Prompted by its appearance in a “Radiolab” episode called “Playing God”, I sought out Sheri Fink’s work, “Five Days at Memorial”, about one hospital’s horrifying experience during and after Hurricane Katrina.
“For certain New Orleanians, Memorial Medical Center was the place you went to ride out each hurricane that the loop current of the Gulf of Mexico launched like a pinball at the city.”
What began as a place of safety and security soon began to resemble Dante’s inferno. Lost power, miscommunication, and unpredictable evacuation attempts led eventually to chaos, confusion, and, in a tragic number of instances, untimely death.
“The sun rose and with it the temperature. The hospital was stifling, its walls sweating. Water had stopped flowing from taps, toilets were backed up, and the stench of sewage mixed with the odor of hundreds of unwashed bodies. Interior corridors were enveloped in darkness penetrated only by dancing flashlight beams. Without working phones, televisions, computers, and overhead pagers, information was scarce. Critical messages passed voice to voice up and down the staircases.”
Sheri Fink comes from a background as a journalist covering health and medicine, and her style is markedly journalistic. Fink’s book is full of details and quotes, but their distribution is uneven and often unsettling. Sometimes a preponderance of facts is followed by a jarring jump in time, cutting short any ability for the tension and the mood to build. While some passages attempt to set the scene and engage the reader, many more are cold and impersonal. The organization, or lack thereof, throughout the narrative was also surprising and disappointing. One expects all storytellers, and particularly those coming from the world of journalism, to build a foundation and develop a timeline that carries and even enhances the story.

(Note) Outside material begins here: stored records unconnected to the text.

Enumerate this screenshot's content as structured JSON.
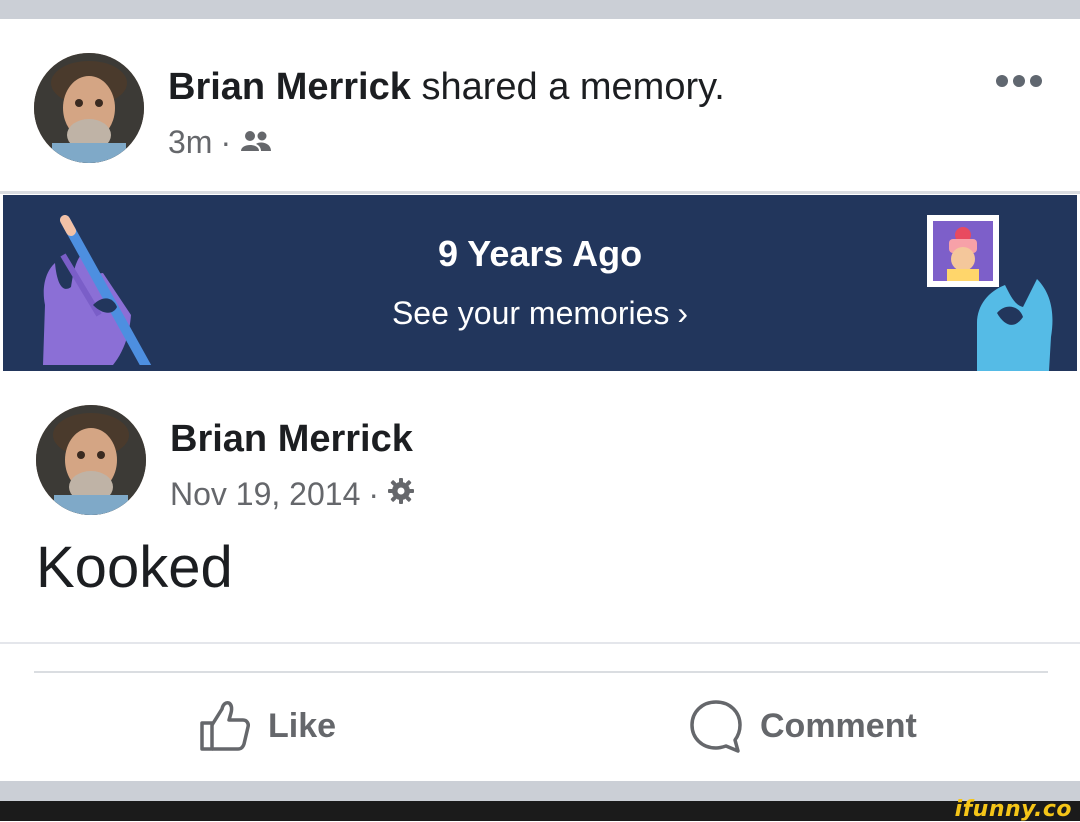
{
  "header": {
    "author_name": "Brian Merrick",
    "action_text": "shared a memory.",
    "timestamp": "3m",
    "separator": "·",
    "audience_icon": "friends-icon"
  },
  "more_icon": "more-horizontal-icon",
  "memory_banner": {
    "title": "9 Years Ago",
    "link_text": "See your memories",
    "link_chevron": "›"
  },
  "memory_post": {
    "author_name": "Brian Merrick",
    "date": "Nov 19, 2014",
    "separator": "·",
    "audience_icon": "custom-privacy-gear-icon",
    "text": "Kooked"
  },
  "actions": {
    "like_label": "Like",
    "like_icon": "thumbs-up-icon",
    "comment_label": "Comment",
    "comment_icon": "comment-bubble-icon"
  },
  "watermark": "ifunny.co",
  "colors": {
    "banner_bg": "#22365c",
    "text_primary": "#1c1e21",
    "text_secondary": "#65676b",
    "watermark": "#f5c518"
  }
}
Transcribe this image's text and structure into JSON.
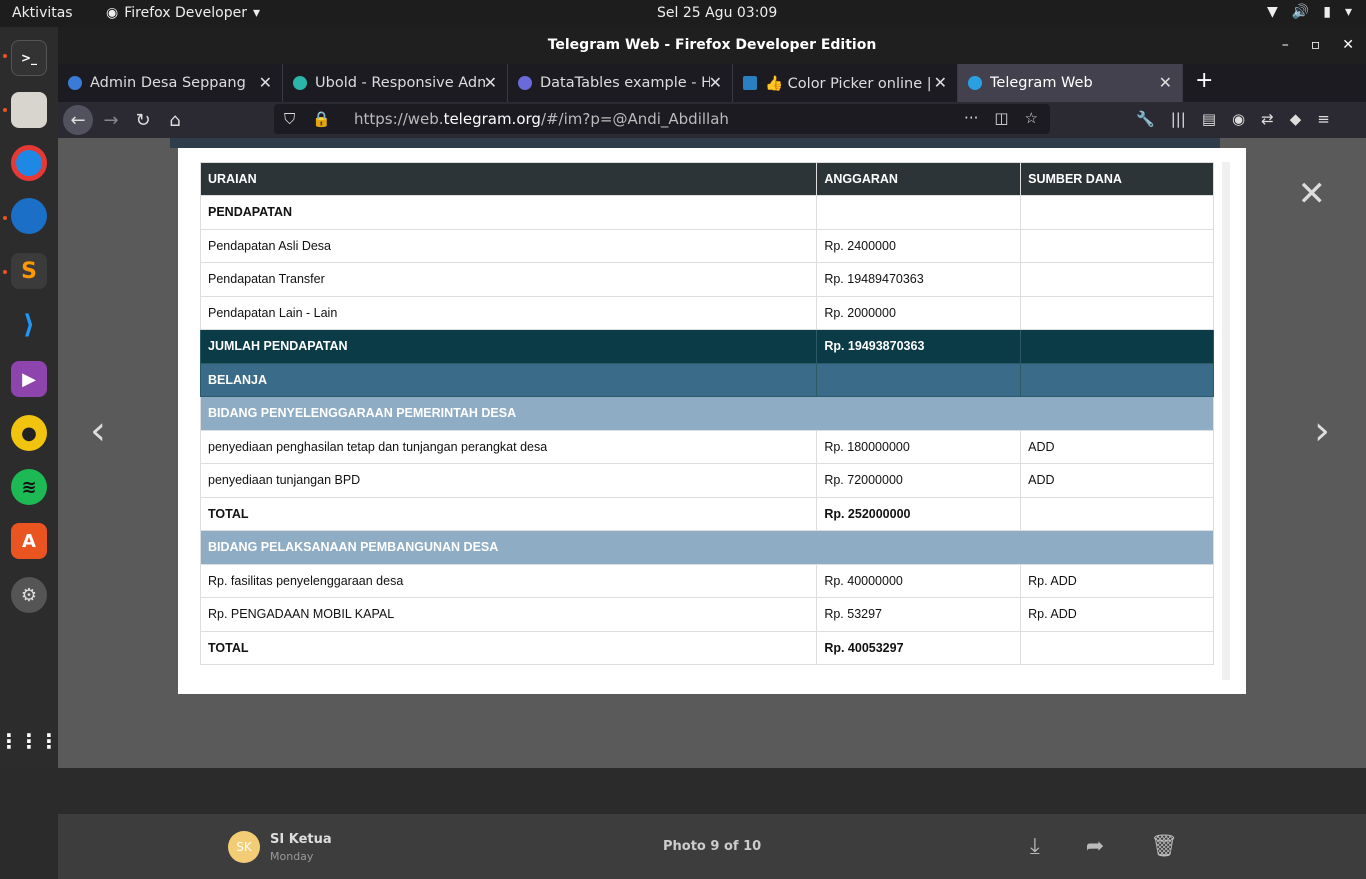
{
  "topbar": {
    "activities": "Aktivitas",
    "app": "Firefox Developer",
    "clock": "Sel 25 Agu  03:09"
  },
  "window": {
    "title": "Telegram Web - Firefox Developer Edition"
  },
  "tabs": [
    {
      "label": "Admin Desa Seppang",
      "color": "#3a7bd5"
    },
    {
      "label": "Ubold - Responsive Admin",
      "color": "#2ab6a8"
    },
    {
      "label": "DataTables example - Hi",
      "color": "#6a6ad8"
    },
    {
      "label": "👍 Color Picker online | H",
      "color": "#2a7fc0"
    },
    {
      "label": "Telegram Web",
      "color": "#2aa0e0"
    }
  ],
  "url": {
    "prefix": "https://web.",
    "domain": "telegram.org",
    "rest": "/#/im?p=@Andi_Abdillah"
  },
  "table": {
    "headers": [
      "URAIAN",
      "ANGGARAN",
      "SUMBER DANA"
    ],
    "rows": [
      {
        "type": "bold",
        "cells": [
          "PENDAPATAN",
          "",
          ""
        ]
      },
      {
        "type": "normal",
        "cells": [
          "Pendapatan Asli Desa",
          "Rp. 2400000",
          ""
        ]
      },
      {
        "type": "normal",
        "cells": [
          "Pendapatan Transfer",
          "Rp. 19489470363",
          ""
        ]
      },
      {
        "type": "normal",
        "cells": [
          "Pendapatan Lain - Lain",
          "Rp. 2000000",
          ""
        ]
      },
      {
        "type": "jum",
        "cells": [
          "JUMLAH PENDAPATAN",
          "Rp. 19493870363",
          ""
        ]
      },
      {
        "type": "bel",
        "cells": [
          "BELANJA",
          "",
          ""
        ]
      },
      {
        "type": "bid",
        "cells": [
          "BIDANG PENYELENGGARAAN PEMERINTAH DESA"
        ]
      },
      {
        "type": "normal",
        "cells": [
          "penyediaan penghasilan tetap dan tunjangan perangkat desa",
          "Rp. 180000000",
          "ADD"
        ]
      },
      {
        "type": "normal",
        "cells": [
          "penyediaan tunjangan BPD",
          "Rp. 72000000",
          "ADD"
        ]
      },
      {
        "type": "bold",
        "cells": [
          "TOTAL",
          "Rp. 252000000",
          ""
        ]
      },
      {
        "type": "bid",
        "cells": [
          "BIDANG PELAKSANAAN PEMBANGUNAN DESA"
        ]
      },
      {
        "type": "normal",
        "cells": [
          "Rp. fasilitas penyelenggaraan desa",
          "Rp. 40000000",
          "Rp. ADD"
        ]
      },
      {
        "type": "normal",
        "cells": [
          "Rp. PENGADAAN MOBIL KAPAL",
          "Rp. 53297",
          "Rp. ADD"
        ]
      },
      {
        "type": "bold",
        "cells": [
          "TOTAL",
          "Rp. 40053297",
          ""
        ]
      }
    ]
  },
  "footer": {
    "initials": "SK",
    "name": "SI Ketua",
    "date": "Monday",
    "count": "Photo 9 of 10"
  }
}
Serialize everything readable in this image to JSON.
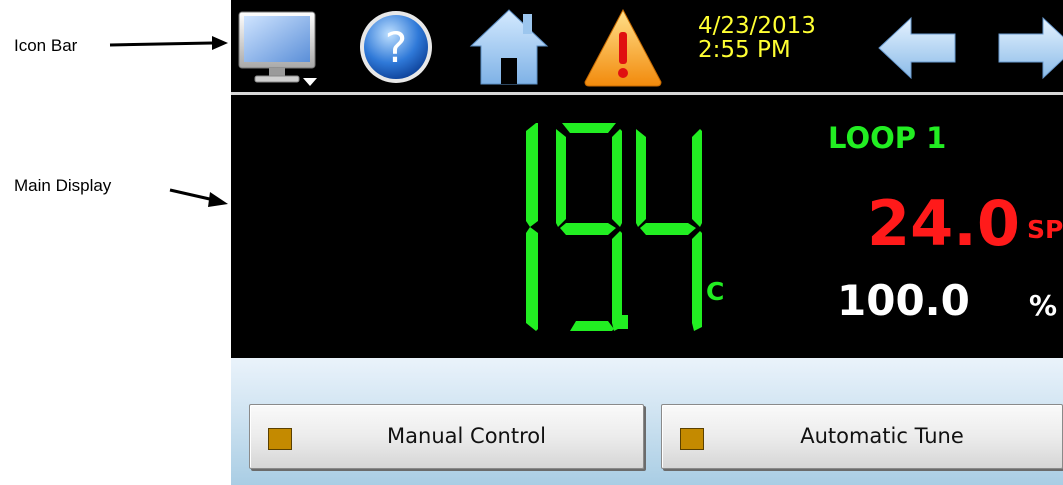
{
  "annotations": {
    "icon_bar_label": "Icon Bar",
    "main_display_label": "Main Display"
  },
  "icon_bar": {
    "icons": [
      "monitor-icon",
      "help-icon",
      "home-icon",
      "alarm-warning-icon",
      "arrow-left-icon",
      "arrow-right-icon"
    ],
    "date": "4/23/2013",
    "time": "2:55 PM",
    "datetime_color": "#ffff33"
  },
  "main_display": {
    "process_value": "19.4",
    "process_unit": "C",
    "loop_label": "LOOP 1",
    "setpoint_value": "24.0",
    "setpoint_unit": "SP",
    "output_value": "100.0",
    "output_unit": "%",
    "colors": {
      "process": "#22ee22",
      "setpoint": "#ff1a1a",
      "output": "#ffffff"
    }
  },
  "controls": {
    "manual_control_label": "Manual Control",
    "automatic_tune_label": "Automatic Tune",
    "indicator_color": "#c48a00"
  }
}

With all of these hurdles, I found myself struggling to continue, engaged in the story but not in her story. Ultimately, my attachment and applause were reserved for the history, the extraordinary and unimaginable terrors so many people faced and the unfathomable decisions they felt forced to make. Unfortunately, Fink does not get the credit for those. Torn between wanting to praise a story that needs to be told and demanding of myself an honest assessment of this particular telling, I abandoned the book 250 pages in. Frankly, the outtake developed (and clearly heavily produced) by Radiolab was a more memorable and poignant story (listen here).